**What you need to do:**
Every entry must be printed again exactly, with nothing left out.

[Opening Listed records section]

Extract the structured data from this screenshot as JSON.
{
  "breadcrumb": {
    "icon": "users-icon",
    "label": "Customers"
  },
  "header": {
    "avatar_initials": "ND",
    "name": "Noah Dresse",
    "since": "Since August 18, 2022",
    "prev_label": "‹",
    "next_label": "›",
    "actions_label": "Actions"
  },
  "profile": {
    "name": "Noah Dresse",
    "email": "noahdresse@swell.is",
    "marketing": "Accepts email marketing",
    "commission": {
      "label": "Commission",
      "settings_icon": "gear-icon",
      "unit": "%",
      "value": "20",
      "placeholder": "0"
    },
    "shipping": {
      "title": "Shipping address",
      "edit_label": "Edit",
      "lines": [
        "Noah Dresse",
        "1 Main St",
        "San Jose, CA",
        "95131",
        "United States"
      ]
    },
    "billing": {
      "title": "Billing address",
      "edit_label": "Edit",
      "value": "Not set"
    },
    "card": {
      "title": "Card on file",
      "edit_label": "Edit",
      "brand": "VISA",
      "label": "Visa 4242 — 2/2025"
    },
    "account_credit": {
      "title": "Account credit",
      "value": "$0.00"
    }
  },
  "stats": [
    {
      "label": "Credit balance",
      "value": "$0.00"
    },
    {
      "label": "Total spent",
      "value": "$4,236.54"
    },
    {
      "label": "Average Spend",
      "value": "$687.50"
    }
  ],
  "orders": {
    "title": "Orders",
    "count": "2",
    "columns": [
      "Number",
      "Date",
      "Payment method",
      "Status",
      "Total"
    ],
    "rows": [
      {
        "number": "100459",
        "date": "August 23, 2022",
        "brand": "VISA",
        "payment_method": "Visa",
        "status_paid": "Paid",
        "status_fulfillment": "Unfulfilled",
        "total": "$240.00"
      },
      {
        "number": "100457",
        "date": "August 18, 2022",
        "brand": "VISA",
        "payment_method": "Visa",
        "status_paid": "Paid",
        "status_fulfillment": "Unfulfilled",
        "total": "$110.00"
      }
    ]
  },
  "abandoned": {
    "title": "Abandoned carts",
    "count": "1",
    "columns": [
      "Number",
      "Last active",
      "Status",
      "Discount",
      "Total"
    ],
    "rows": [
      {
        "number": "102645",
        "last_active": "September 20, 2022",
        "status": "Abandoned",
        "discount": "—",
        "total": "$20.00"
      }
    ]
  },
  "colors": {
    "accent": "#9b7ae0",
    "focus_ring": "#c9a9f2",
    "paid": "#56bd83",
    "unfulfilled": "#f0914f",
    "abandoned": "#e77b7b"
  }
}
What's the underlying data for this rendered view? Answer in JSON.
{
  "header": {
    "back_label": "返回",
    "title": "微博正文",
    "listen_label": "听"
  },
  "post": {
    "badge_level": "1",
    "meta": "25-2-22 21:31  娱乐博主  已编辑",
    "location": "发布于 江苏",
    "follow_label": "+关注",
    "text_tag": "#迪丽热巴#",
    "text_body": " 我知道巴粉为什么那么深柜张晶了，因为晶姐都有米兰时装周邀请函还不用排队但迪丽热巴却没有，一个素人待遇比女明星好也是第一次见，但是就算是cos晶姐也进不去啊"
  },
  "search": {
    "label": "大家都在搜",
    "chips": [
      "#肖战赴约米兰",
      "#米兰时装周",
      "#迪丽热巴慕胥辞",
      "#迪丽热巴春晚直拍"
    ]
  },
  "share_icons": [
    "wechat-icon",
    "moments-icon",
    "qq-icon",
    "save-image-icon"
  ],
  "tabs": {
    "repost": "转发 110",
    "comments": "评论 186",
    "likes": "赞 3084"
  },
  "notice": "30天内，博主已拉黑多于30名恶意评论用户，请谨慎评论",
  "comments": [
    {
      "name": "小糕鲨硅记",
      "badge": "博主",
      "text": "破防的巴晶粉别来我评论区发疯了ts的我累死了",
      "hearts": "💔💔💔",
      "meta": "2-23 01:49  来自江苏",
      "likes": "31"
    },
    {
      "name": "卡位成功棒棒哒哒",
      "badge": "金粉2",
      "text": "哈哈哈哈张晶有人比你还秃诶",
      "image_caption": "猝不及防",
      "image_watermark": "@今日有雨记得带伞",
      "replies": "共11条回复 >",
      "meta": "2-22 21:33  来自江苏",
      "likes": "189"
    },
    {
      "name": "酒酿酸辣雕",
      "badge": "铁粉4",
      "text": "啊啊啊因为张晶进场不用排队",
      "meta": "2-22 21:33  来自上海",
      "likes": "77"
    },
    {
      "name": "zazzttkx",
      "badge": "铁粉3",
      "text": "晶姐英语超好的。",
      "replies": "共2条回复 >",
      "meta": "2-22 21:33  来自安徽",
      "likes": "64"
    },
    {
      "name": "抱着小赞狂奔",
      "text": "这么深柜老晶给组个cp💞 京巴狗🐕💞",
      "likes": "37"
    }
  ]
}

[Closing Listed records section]

**Result of this task:**
Extract the structured data from this screenshot as JSON.
{
  "breadcrumb": {
    "icon": "users-icon",
    "label": "Customers"
  },
  "header": {
    "avatar_initials": "ND",
    "name": "Noah Dresse",
    "since": "Since August 18, 2022",
    "prev_label": "‹",
    "next_label": "›",
    "actions_label": "Actions"
  },
  "profile": {
    "name": "Noah Dresse",
    "email": "noahdresse@swell.is",
    "marketing": "Accepts email marketing",
    "commission": {
      "label": "Commission",
      "settings_icon": "gear-icon",
      "unit": "%",
      "value": "20",
      "placeholder": "0"
    },
    "shipping": {
      "title": "Shipping address",
      "edit_label": "Edit",
      "lines": [
        "Noah Dresse",
        "1 Main St",
        "San Jose, CA",
        "95131",
        "United States"
      ]
    },
    "billing": {
      "title": "Billing address",
      "edit_label": "Edit",
      "value": "Not set"
    },
    "card": {
      "title": "Card on file",
      "edit_label": "Edit",
      "brand": "VISA",
      "label": "Visa 4242 — 2/2025"
    },
    "account_credit": {
      "title": "Account credit",
      "value": "$0.00"
    }
  },
  "stats": [
    {
      "label": "Credit balance",
      "value": "$0.00"
    },
    {
      "label": "Total spent",
      "value": "$4,236.54"
    },
    {
      "label": "Average Spend",
      "value": "$687.50"
    }
  ],
  "orders": {
    "title": "Orders",
    "count": "2",
    "columns": [
      "Number",
      "Date",
      "Payment method",
      "Status",
      "Total"
    ],
    "rows": [
      {
        "number": "100459",
        "date": "August 23, 2022",
        "brand": "VISA",
        "payment_method": "Visa",
        "status_paid": "Paid",
        "status_fulfillment": "Unfulfilled",
        "total": "$240.00"
      },
      {
        "number": "100457",
        "date": "August 18, 2022",
        "brand": "VISA",
        "payment_method": "Visa",
        "status_paid": "Paid",
        "status_fulfillment": "Unfulfilled",
        "total": "$110.00"
      }
    ]
  },
  "abandoned": {
    "title": "Abandoned carts",
    "count": "1",
    "columns": [
      "Number",
      "Last active",
      "Status",
      "Discount",
      "Total"
    ],
    "rows": [
      {
        "number": "102645",
        "last_active": "September 20, 2022",
        "status": "Abandoned",
        "discount": "—",
        "total": "$20.00"
      }
    ]
  },
  "colors": {
    "accent": "#9b7ae0",
    "focus_ring": "#c9a9f2",
    "paid": "#56bd83",
    "unfulfilled": "#f0914f",
    "abandoned": "#e77b7b"
  }
}
What's the underlying data for this rendered view? Answer in JSON.
{
  "header": {
    "back_label": "返回",
    "title": "微博正文",
    "listen_label": "听"
  },
  "post": {
    "badge_level": "1",
    "meta": "25-2-22 21:31  娱乐博主  已编辑",
    "location": "发布于 江苏",
    "follow_label": "+关注",
    "text_tag": "#迪丽热巴#",
    "text_body": " 我知道巴粉为什么那么深柜张晶了，因为晶姐都有米兰时装周邀请函还不用排队但迪丽热巴却没有，一个素人待遇比女明星好也是第一次见，但是就算是cos晶姐也进不去啊"
  },
  "search": {
    "label": "大家都在搜",
    "chips": [
      "#肖战赴约米兰",
      "#米兰时装周",
      "#迪丽热巴慕胥辞",
      "#迪丽热巴春晚直拍"
    ]
  },
  "share_icons": [
    "wechat-icon",
    "moments-icon",
    "qq-icon",
    "save-image-icon"
  ],
  "tabs": {
    "repost": "转发 110",
    "comments": "评论 186",
    "likes": "赞 3084"
  },
  "notice": "30天内，博主已拉黑多于30名恶意评论用户，请谨慎评论",
  "comments": [
    {
      "name": "小糕鲨硅记",
      "badge": "博主",
      "text": "破防的巴晶粉别来我评论区发疯了ts的我累死了",
      "hearts": "💔💔💔",
      "meta": "2-23 01:49  来自江苏",
      "likes": "31"
    },
    {
      "name": "卡位成功棒棒哒哒",
      "badge": "金粉2",
      "text": "哈哈哈哈张晶有人比你还秃诶",
      "image_caption": "猝不及防",
      "image_watermark": "@今日有雨记得带伞",
      "replies": "共11条回复 >",
      "meta": "2-22 21:33  来自江苏",
      "likes": "189"
    },
    {
      "name": "酒酿酸辣雕",
      "badge": "铁粉4",
      "text": "啊啊啊因为张晶进场不用排队",
      "meta": "2-22 21:33  来自上海",
      "likes": "77"
    },
    {
      "name": "zazzttkx",
      "badge": "铁粉3",
      "text": "晶姐英语超好的。",
      "replies": "共2条回复 >",
      "meta": "2-22 21:33  来自安徽",
      "likes": "64"
    },
    {
      "name": "抱着小赞狂奔",
      "text": "这么深柜老晶给组个cp💞 京巴狗🐕💞",
      "likes": "37"
    }
  ]
}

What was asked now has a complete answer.